April 27, 2011
Step into either side of the gallery theatre at the Hirshhorn to see the new exhibition, “Directions: Grazia Toderi,” and one is greeted by the faint aroma of fresh paint that’s indicative of a new installation. Yet the smell is strangely comforting and exciting at the same time. It makes for a perfect environment for the viewer to settle back in the darkness and take in Italian video artist Grazia Toderi’s two looped digital projection pieces, Orbite Rosse and Rossa Babele.
“Toderi’s images suggest glistening, breathing, atmospheres which appear to be both earthly and celestial,” says Hirshhorn curator Kelly Gordon, and this is evident in the mesmerizing, twinkling, rose-colored cityscape of Orbite Rosse. Viewed with a faded binocular pattern projected atop the footage, a nighttime vista is seen from high, while low, rumbling murky noises complete the hypnotic ambience. The distinctive pale rose-colored tint derives from the interaction between the city lights and the vapors in the atmosphere.

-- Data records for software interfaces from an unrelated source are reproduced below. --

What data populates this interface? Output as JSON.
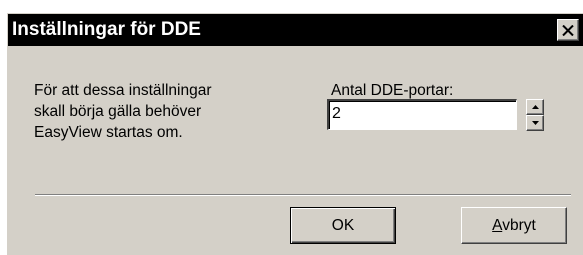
{
  "dialog": {
    "title": "Inställningar för DDE",
    "close_icon": "close-icon"
  },
  "info": {
    "lines": [
      "För att dessa inställningar",
      "skall börja gälla behöver",
      "EasyView startas om."
    ]
  },
  "ports": {
    "label": "Antal DDE-portar:",
    "value": "2",
    "up_icon": "spin-up-icon",
    "down_icon": "spin-down-icon"
  },
  "buttons": {
    "ok_label": "OK",
    "cancel_mnemonic": "A",
    "cancel_rest": "vbryt"
  },
  "colors": {
    "titlebar": "#000000",
    "face": "#d4d0c8"
  }
}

Toderi uses computer-aided digital manipulation of video footage and pictures to compose her final creations with, as Gordon says, “painterly finesse.” The projection screens for the second piece, Rossa Bebele are placed next to each other, like opposite pages of an open book. Both screens appear to be half-full of what looks like a sea of magma (one filled from the top, one filled from below), and from each sea, a pyramid of light gradually builds and subsides. Appropriately, a slightly harsher audio component accompanies this piece, with a combination of what sounds like swirling thunderstorm effects and caldera atmospherics filling the chamber.
“Directions: Grazia Toderi” will be at the Hirshhorn through September 5, and ATM’s Jeff Campagna spoke to Toderi last week about her work.
Why did you choose to use this medium for your art?
I chose to use video because it was the medium that has more possibility to communicate everywhere in the world, especially here. It’s a kind of Utopian idea, to just be energy that can be transmitted everywhere. I looked at the moon landing when I was young, and for me it was a very important moment, because every person in the world could see the same important thing. So it has this kind of power… So I’m interested in this kind of relation between personal memory and collective memory.
Orbite Rosse and Rosso Babele seem to be more abstract than your previous works–is there a reason for that?
I think one of the reasons is that something has changed. With some of my previous videos, I was interested in taking something from television and adding this kind of relation with collective memory. Now I think it is different, and I don’t believe in the power of television anymore [laughs]. This is my problem. And I come from a country [Italy] where television was really terrible during the last year. I started to use video in a different kind of way. Because I’m more interested in creating something completely by myself in this moment, I’m not interested in taking something from television. I want to be alone on the other side.
Is there a certain feeling that you’re attempting to convey to the viewer?
I like to leave the viewer completely free. The most important thing to art is that everyone can be free.
How long does it take you to complete an average piece?
Months. Sometimes I start to draw about one idea, and it takes months to focalize, drawing and drawing. And after, when I finish this kind of first step, I’m ready to go around and take photographs of things that I need… It could be one or two months again. It also depends where I need to go. And I start to elaborate and work on all the images and put them in an archive. So I have thousands of images that I put together, and after I start to do the animation in the computer. I do it step-by-step. It is very long.